**EXERCISE BRIEF**
The exercise asks you to copy every line below in which "Galaxy" appears.

**SOURCE DATA**
----
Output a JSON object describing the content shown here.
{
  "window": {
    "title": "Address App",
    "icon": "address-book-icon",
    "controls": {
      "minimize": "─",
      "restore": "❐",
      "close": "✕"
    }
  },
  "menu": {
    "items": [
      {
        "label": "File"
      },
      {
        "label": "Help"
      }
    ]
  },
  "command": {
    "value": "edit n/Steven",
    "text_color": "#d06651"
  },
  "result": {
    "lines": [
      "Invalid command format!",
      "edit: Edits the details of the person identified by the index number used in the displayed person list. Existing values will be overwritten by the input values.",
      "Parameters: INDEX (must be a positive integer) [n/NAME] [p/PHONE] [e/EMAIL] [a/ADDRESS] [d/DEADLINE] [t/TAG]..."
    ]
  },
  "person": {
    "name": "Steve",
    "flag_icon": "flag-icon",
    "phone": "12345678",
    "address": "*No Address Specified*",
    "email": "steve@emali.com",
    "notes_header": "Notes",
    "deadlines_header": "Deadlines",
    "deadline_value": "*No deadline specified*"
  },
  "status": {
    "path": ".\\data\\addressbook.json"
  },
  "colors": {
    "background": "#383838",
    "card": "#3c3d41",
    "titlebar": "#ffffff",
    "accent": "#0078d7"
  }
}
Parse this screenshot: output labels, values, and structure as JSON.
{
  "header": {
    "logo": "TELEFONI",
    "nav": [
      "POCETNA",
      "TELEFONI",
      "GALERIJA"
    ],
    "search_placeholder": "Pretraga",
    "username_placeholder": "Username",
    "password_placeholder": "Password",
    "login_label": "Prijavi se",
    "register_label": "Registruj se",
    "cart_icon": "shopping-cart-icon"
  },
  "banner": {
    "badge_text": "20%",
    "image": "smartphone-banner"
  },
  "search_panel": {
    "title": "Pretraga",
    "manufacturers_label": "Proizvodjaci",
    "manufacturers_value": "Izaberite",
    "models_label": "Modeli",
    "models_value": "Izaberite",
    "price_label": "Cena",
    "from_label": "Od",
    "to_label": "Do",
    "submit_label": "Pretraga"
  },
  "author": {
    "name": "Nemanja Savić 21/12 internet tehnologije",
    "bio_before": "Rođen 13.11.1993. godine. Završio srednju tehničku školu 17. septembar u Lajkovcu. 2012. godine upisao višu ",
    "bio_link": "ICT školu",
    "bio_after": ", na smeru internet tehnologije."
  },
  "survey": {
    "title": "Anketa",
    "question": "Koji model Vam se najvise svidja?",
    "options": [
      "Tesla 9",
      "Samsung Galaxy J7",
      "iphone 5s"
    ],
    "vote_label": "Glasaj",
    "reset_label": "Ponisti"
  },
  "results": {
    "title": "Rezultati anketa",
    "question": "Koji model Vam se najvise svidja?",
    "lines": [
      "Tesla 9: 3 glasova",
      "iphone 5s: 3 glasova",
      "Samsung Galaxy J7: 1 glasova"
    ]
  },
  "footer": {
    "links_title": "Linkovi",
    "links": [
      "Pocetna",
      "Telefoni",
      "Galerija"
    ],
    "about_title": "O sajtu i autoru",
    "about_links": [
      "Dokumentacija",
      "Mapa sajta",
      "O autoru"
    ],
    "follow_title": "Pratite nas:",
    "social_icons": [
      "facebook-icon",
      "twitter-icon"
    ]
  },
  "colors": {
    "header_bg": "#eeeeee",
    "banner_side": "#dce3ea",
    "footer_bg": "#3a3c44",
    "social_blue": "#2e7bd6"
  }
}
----
**EXERCISE RESPONSE**
      "Samsung Galaxy J7",
      "Samsung Galaxy J7: 1 glasova"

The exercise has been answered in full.